"What we did was review a regional document they had in place, a comprehensive plan from 2005 that was done with Donnelly Group, but the assumptions on growth and development were completely different then than they are now, because of the natural gas industry's presence in the region," he said.
"A plan on water needs for 10 to 15 years out needs to be looked at as well as demographics and the need for water for commercial development," Auman added. "The need is pretty evident."
Auman said he and his team are working on getting the task force some suggestions on an approach, and what kind of data they need.
"The 2005 data is out the window because of the gas industry and the changes it is bringing," he added.
Regional Task Force administrator David Flesch said he had spoken with Blossburg"s borough manager George Lloyd about the borough's plans to start drilling two new test wells in anticipation of increased water demands in the region.

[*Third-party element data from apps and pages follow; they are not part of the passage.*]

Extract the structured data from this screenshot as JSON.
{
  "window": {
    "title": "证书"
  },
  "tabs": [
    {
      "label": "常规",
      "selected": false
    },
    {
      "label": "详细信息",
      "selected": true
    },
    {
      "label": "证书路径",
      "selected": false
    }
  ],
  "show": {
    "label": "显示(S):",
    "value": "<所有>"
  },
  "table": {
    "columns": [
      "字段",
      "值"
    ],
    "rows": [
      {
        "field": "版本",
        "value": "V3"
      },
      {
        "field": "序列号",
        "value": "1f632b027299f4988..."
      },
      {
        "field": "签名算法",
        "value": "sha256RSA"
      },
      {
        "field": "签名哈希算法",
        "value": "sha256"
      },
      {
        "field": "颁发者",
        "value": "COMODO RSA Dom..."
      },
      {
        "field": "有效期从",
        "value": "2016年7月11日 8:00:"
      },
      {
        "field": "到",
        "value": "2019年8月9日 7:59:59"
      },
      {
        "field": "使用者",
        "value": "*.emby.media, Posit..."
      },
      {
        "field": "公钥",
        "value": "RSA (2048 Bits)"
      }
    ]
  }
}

Blossburg wants to help supply water for the region and appears to be in good shape with its water supply.
The borough is concerned about a proposed new quarry in the same area potentially contaminating its water wells.
"We have sent all the information we gathered to the Bureau of Mines and no determination is expected until summer of next year," Lloyd said.

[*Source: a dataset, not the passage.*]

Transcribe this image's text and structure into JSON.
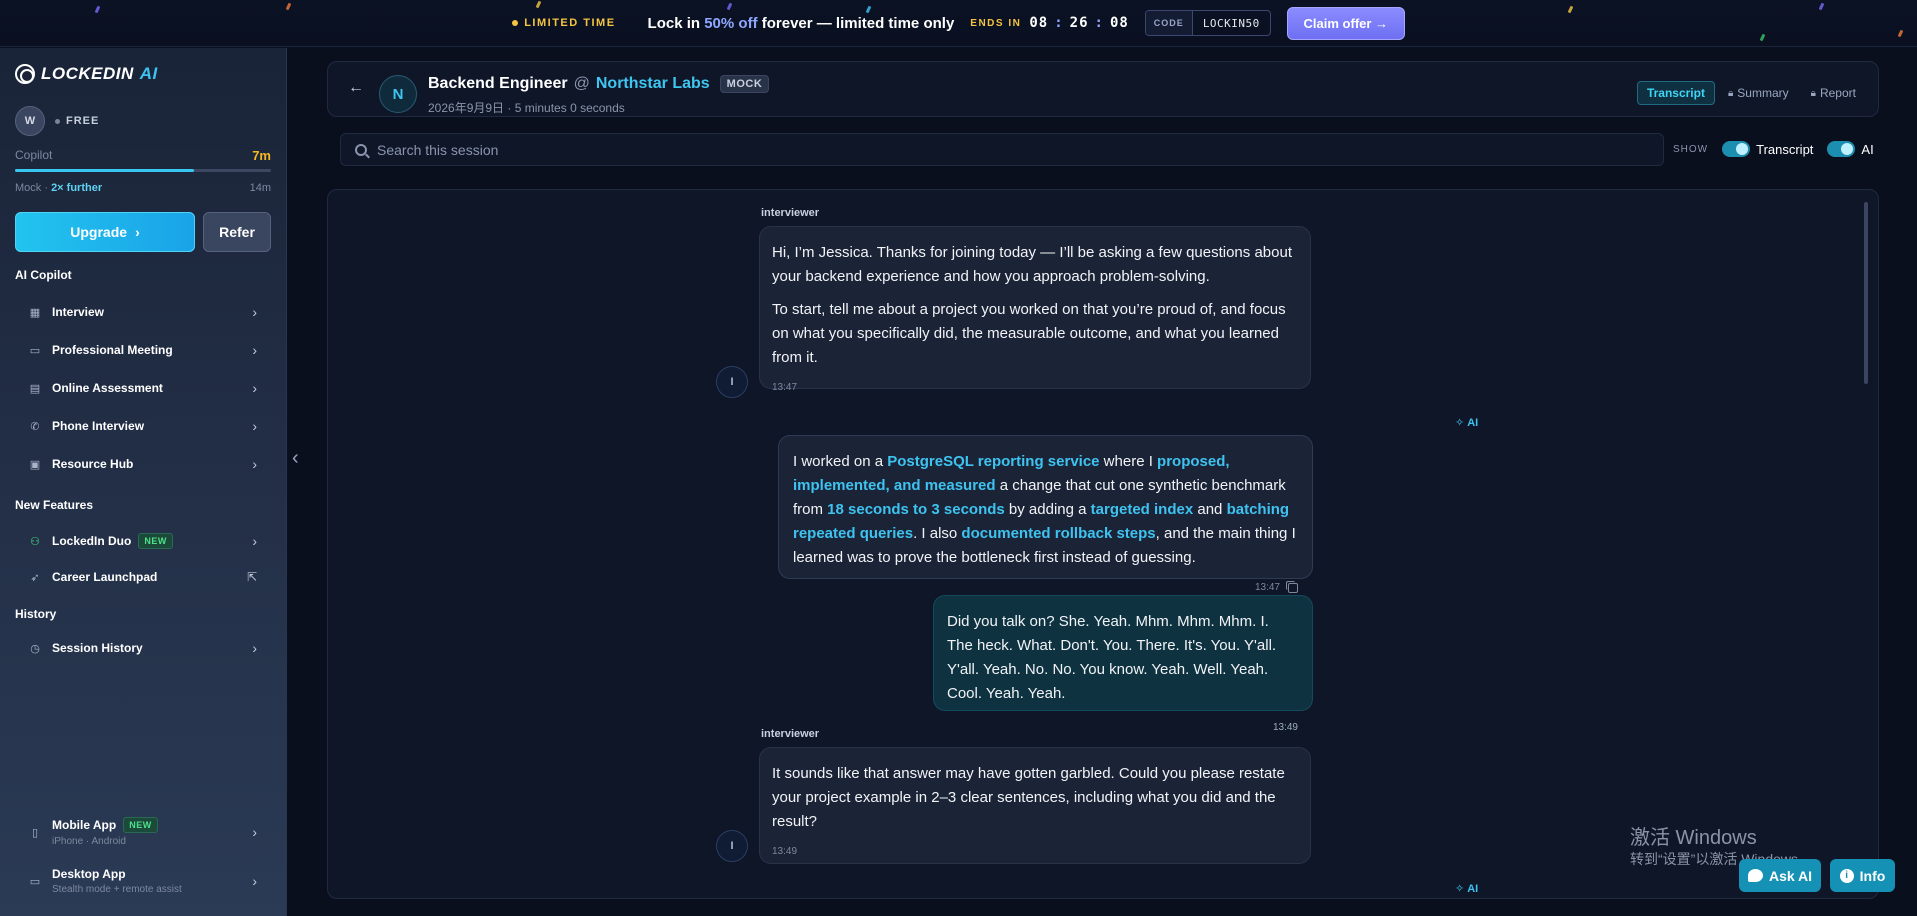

In the meantime, work on test wells in Hamilton Township to find water for Richmond, Covington and Putnam Townships goes on.
Lloyd said Eichelberger's Inc., of Harrisburg is drilling test wells off Taylor Run Road with the hope that a good source of water may be found and then sold to the townships to the north once it is permitted by the appropriate agencies.
Roger Pollok, field geologist with Casselberry and Associates, said the crew drilling test wells has already found one water source that looked "pretty good" and are working on a second.
Richmond Township representative Ed Trask, who wants to put a housing development on property his family owns near Canoe Camp, also is starting testing on his property, "so there are some attempts to seek water but we need to get started on doing a needs assessment and what that would entail," Flesch said.
Wellsboro has had its own water troubles, but is working on getting them resolved, said borough manager Dan Strausser.
In November, the municipal authority approved going out for bid on a new system as soon as specs are ready for the new Pall's membrane filter, which has been operating under a state Department of Environmental Protection pilot program permit for about a year.
The project is estimated to cost around $1.7 million, but according to Strausser, it shouldn"t affect rates because the authority just received $2.78 million in gas lease funds from 618 acres it owns.
Wellsboro also is "continuing to look for new sources of water with the assistance of Geoservices hydrologist Joe McNally," he added.
"Wellsboro is somewhat limited in where it can look for water because the wells are surface influenced and wherever there are exceptional value wetlands, DEP tells us we can't look there," Strausser said.
Like Mansfield, Wellsboro was told by government agencies that they couldn't use the Keck well after they spent several hundred thousand dollars on it because of its location in the Muck, which was designated an exceptional value wetland in 2012.
Meanwhile, Strausser said, the sand filters are working well "which they usually do at this time of the year."
"We usually have the most problems with them in spring and early summer when it rains a lot," he said.
"The sand filters do too good of a job and they clog up and they won't let the water go down and be treated and we can't produce enough treated water for the borough," he said.
Wellsboro, which uses around 800,000 gallons of water per day, has been able to handle projects, including Greenwood Gardens, a 40-unit townhouse complex off Greenwood Street; Penn Wells Lodge's 40-room expansion; and the Soldiers and Sailors Memorial Hospital additions.
"Between our wells and Hamilton Lake and with the new treatment system we will be treating an additional million gallons a day," he added.
The new system will make it possible to take one of the sand filters off line if it has a problem without having to put a boil water advisory on water users "because we will have the new system taking up the slack."